Chinese Hamster Ovary Cell Line
Coprecipitation of transfected CHO cells were used to demonstrate that human PIG-F interacts with PIG-G (GP17) and PIG-O. The interaction with PIG-F was determined to stabilize PIG-G and PIG-O during transferase reaction and PIG-G competes with PIG-O to bind with PIG-F13.
Human Cell Lines
PIGG-/- HEK293 cells
PIGG-/- HEK293 cells were generated using CRISPR/Cas9. These cells were used to confirm that a complete loss of PIG-G does not affect cell surface levels of GPI-anchor proteins1.
Clinical and Basic Investigations into Congenital Disorders of Glycosylation (NCT04199000)
The Frontiers in Congenital Disorder of Glycosylation Disorders Consortium (FCDGC) is conducting a 5-year natural history study on all CDG types, including PIGG-CDG. The purpose of this study is to define the natural history and clinical symptoms of CDG, develop new diagnostic techniques, identify clinical biomarkers that can be used in future clinical trials and evaluate whether dietary treatments improve clinical symptoms and quality of life.
- Makrythanasis, P. et al. Pathogenic Variants in PIGG Cause Intellectual Disability with Seizures and Hypotonia. American Journal of Human Genetics 98, 615–626 (2016).
- Tremblay-Laganière, C. et al. PIGG variant pathogenicity assessment reveals characteristic features within 19 families. Genetics in Medicine 23, 1873–1881 (2021).
- Lionel, A. C. et al. Improved diagnostic yield compared with targeted gene sequencing panels suggests a role for whole-genome sequencing as a first-tier genetic test. Genetics in Medicine 20, 435–443 (2017).
- Zhao, J. J. et al. Reduced cell surface levels of GPI-linked markers in a new case with PIGG loss of function. Human Mutation 38, 1394–1401 (2017).
- Wu, T. et al. The Glycosylphosphatidylinositol biosynthesis pathway in human diseases. Orphanet Journal of Rare Diseases 15, (2020).
- Kinoshita, T. Biosynthesis and biology of mammalian GPI-anchored proteins. Open Biology 10, (2020).
- Kinoshita, T. Glycosylphosphatidylinositol (GPI) anchors: Biochemistry and cell biology: Introduction to a thematic review series. Journal of Lipid Research 57, (2016).
- Liu, Y. S. & Fujita, M. Mammalian GPI-anchor modifications and the enzymes involved. Biochemical Society Transactions 48, (2020).

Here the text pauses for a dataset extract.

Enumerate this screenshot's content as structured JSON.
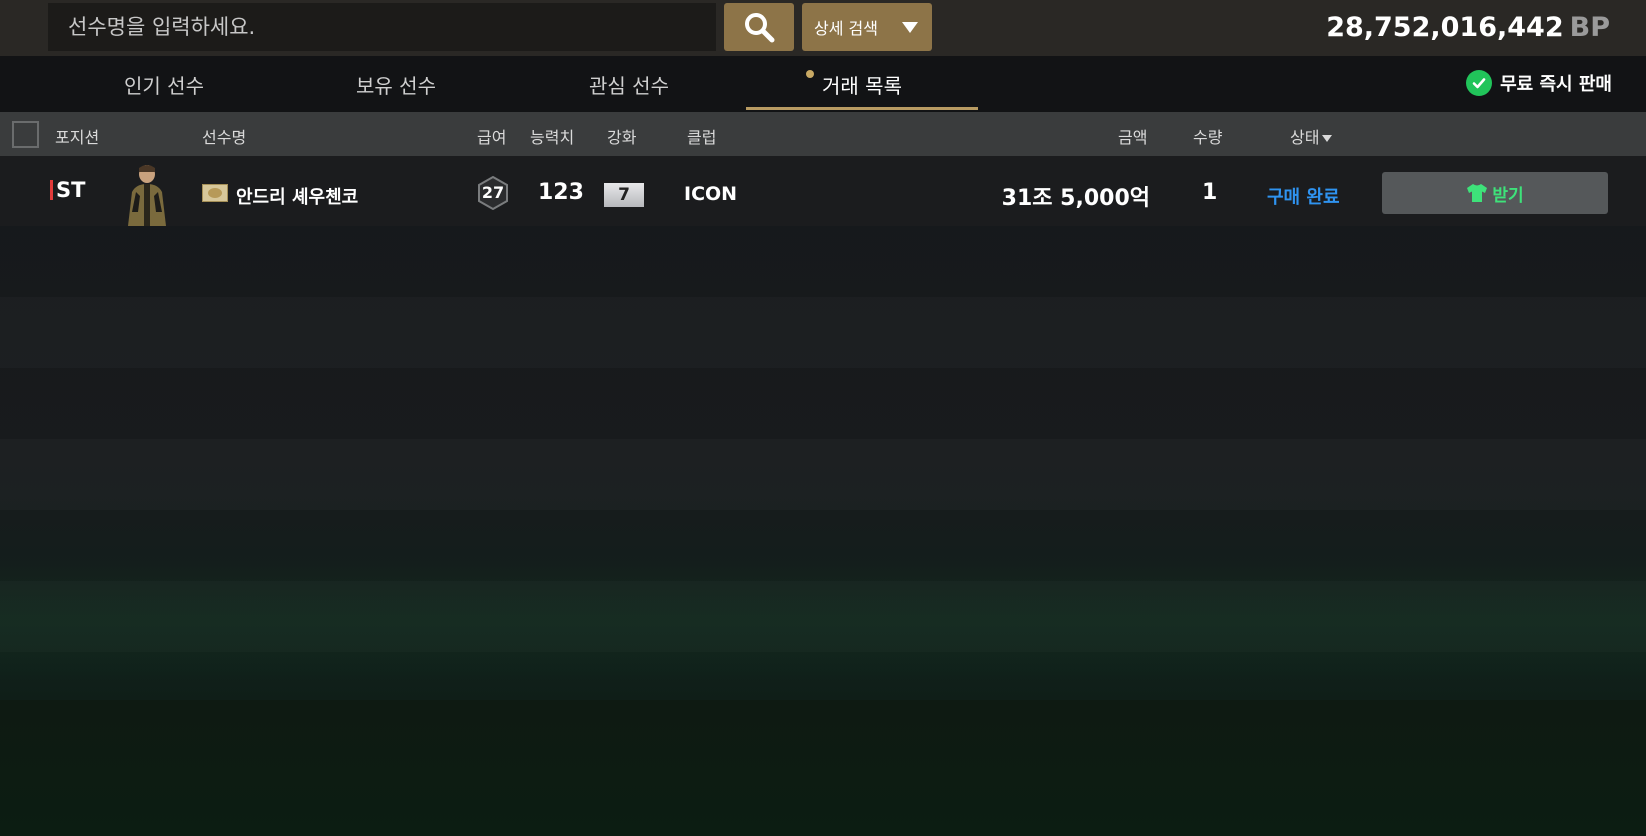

- Englund, P. T. The Structure and Biosynthesis of Glycosyl Phosphatidylinositol Protein Anchors. Annual Review of Biochemistry62, (1993).
- Maeda, Y. & Kinoshita, T. Structural remodeling, trafficking and functions of glycosylphosphatidylinositol-anchored proteins. Progress in Lipid Research 50, (2011).
- Fujita, M. & Kinoshita, T. Structural remodeling of GPI anchors during biosynthesis and after attachment to proteins. FEBS Letters 584, (2010).
- Benachour, A. et al. Deletion of GPI7, a yeast gene required for addition of a side chain to the glycosylphosphatidylinositol (GPI) core structure, affects GPI protein transport, remodeling, and cell wall integrity. Journal of Biological Chemistry 274, 15251–15261 (1999).
- Shishioh, N. et al. GPI7 is the second partner of PIG-F and involved in modification of glycosylphosphatidylinositol. J Biol Chem280, 9728–9734 (2005).